Change Things Up In the Relationship

You can’t solve a problem until you realize that it is a problem.

If you regularly have difficulty getting into the mood for sex, take inventory of your relationship. Is there frustration, anger or dissatisfaction – for any reason, on the part of either partner – percolating under the surface? That could be the underlying reason for a lower interest in sex. Obviously, unresolved sexual problems or issues between partners could be to blame as well.

Sex educators agree that honest communication is the first step, and hard work to resolve any serious problems might have to follow. Conversations with a relationship counselor or sex therapist may also be necessary. But these types of issues can’t be ignored; they most certainly will affect your sex life, and in most cases, all aspects of your daily life.

One related note: frustration, anger or dissatisfaction with yourself can also interfere with your ability to get into the mood for sex. Sorting out issues like poor body image or low self-esteem, either by yourself or with the help of a mental health professional, may be the solution to a lack of sexual desire.

Is There A Physical or Psychological Problem?

Getting in the mood for sex isn’t always a matter of rekindling desire. Sometimes the causes are physical or psychological.

Pain During Sex

Painful sex can, needless to say, make you hesitant about engaging with a partner.

Pain during sexual activity could be caused by local and usually-temporary issues like rashes, irritation or infections; your doctor or local health care professional can help with those. The pain could also be due to a more serious problem like endometriosis, pelvic floor dysfunction, fibroid cysts or tumors, and even fibromyalgia and inflammatory bowel syndrome. It may be necessary to see a specialist who can treat the issue, which would hopefully ease the pain associated with sex.

Pain during sex is a particularly common issue for vulva-havers who are approaching, experiencing, or post-menopause. The resulting drop in estrogen levels often leads to reduced blood flow to the vagina and vaginal dryness – and importantly, lower estrogen levels often cause a lack of sexual desire. Lube may help with some of the pain, but a gynecologist or endocrinologist may be able to provide a more effective solution.

Health-Related Libido Issues

A number of health and lifestyle issues can cause a loss of sexual arousal or interest.

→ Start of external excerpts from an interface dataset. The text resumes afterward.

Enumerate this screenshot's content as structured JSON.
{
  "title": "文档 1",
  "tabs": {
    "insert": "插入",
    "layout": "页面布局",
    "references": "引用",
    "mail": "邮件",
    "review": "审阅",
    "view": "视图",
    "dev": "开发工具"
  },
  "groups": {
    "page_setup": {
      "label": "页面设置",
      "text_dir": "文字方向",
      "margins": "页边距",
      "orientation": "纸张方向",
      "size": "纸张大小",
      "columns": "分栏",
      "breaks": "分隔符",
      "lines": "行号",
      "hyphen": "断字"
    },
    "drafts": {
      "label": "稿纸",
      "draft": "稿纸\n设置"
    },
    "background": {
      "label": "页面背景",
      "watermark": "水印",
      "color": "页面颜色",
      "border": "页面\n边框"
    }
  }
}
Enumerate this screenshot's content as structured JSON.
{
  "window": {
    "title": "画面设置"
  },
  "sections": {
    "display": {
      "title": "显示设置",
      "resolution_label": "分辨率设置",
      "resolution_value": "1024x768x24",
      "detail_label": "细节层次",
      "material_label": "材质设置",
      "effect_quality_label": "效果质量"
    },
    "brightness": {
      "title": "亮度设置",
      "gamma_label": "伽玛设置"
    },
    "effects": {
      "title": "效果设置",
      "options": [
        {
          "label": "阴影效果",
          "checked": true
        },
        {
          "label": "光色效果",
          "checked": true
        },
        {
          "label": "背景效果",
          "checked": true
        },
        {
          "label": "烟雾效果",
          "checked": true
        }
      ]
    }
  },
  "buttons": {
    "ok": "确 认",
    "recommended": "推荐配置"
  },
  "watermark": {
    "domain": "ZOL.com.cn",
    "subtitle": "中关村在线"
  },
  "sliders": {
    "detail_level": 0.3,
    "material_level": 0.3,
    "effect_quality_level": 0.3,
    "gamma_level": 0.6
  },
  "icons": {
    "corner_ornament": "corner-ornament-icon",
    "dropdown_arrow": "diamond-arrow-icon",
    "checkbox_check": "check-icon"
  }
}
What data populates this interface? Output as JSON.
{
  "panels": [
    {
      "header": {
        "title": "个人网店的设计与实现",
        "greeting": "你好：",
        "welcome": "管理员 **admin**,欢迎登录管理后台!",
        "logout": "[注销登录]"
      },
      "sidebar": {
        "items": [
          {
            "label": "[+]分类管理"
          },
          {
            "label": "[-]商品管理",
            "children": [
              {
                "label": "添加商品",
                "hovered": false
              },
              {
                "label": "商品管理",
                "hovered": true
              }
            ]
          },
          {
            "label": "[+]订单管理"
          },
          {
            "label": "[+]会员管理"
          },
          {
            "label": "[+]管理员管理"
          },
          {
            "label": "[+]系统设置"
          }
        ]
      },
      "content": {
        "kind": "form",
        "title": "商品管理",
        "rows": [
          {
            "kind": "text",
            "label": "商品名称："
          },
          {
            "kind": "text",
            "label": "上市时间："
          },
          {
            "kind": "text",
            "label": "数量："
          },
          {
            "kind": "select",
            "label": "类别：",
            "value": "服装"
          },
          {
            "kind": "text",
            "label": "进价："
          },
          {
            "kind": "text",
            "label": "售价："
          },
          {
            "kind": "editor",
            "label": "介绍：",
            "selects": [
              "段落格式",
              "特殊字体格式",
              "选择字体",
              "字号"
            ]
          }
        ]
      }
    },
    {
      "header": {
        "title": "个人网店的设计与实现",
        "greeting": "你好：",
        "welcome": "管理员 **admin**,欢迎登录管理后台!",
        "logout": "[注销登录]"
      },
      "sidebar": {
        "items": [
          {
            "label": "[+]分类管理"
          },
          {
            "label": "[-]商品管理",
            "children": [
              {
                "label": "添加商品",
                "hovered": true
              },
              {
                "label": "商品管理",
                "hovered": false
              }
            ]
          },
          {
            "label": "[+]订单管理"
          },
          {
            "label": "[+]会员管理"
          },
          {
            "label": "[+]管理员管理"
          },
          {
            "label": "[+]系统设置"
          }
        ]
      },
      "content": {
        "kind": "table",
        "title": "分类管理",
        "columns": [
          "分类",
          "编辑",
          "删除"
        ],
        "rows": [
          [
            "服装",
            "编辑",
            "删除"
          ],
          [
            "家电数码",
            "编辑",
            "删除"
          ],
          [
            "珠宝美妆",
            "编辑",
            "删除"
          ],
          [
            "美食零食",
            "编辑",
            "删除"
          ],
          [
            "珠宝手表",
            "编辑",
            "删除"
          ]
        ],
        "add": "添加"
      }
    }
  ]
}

  • High stress or anxiety levels can directly impact libido. One of the body’s responses to stress is the release of the anti-stress hormone cortisol, which also lowers sexual arousal and desire.
  • Depression may be the underlying cause of sexual dysfunction – and concerns about sexual performance can negatively affect sex drive.
  • Ironically, commonly-prescribed antidepressants may also impact sexual desire. SSRIs like Celexa, Paxil, Zoloft and Prozac are the worst offenders. Beta blockers and diuretics prescribed to treat high blood pressure may also affect sex drive.
  • Smoking, excessive alcohol consumption or drug use, and obesity are common culprits as well. Not getting enough exercise and poor diet can also be factors. (The type of workout matters, too. Spending too much time on the exercise bike can put excess pressure on the artery that carries blood to the genital area.)

Your physical and sexual health are even more important than candles and meditation, new sex positions, date nights, or chocolate and strawberries, when you’re trying to get into the mood for sex. As long as your mind and body are ready for sexual activity, everything else can fall into place with a little work and some self-care.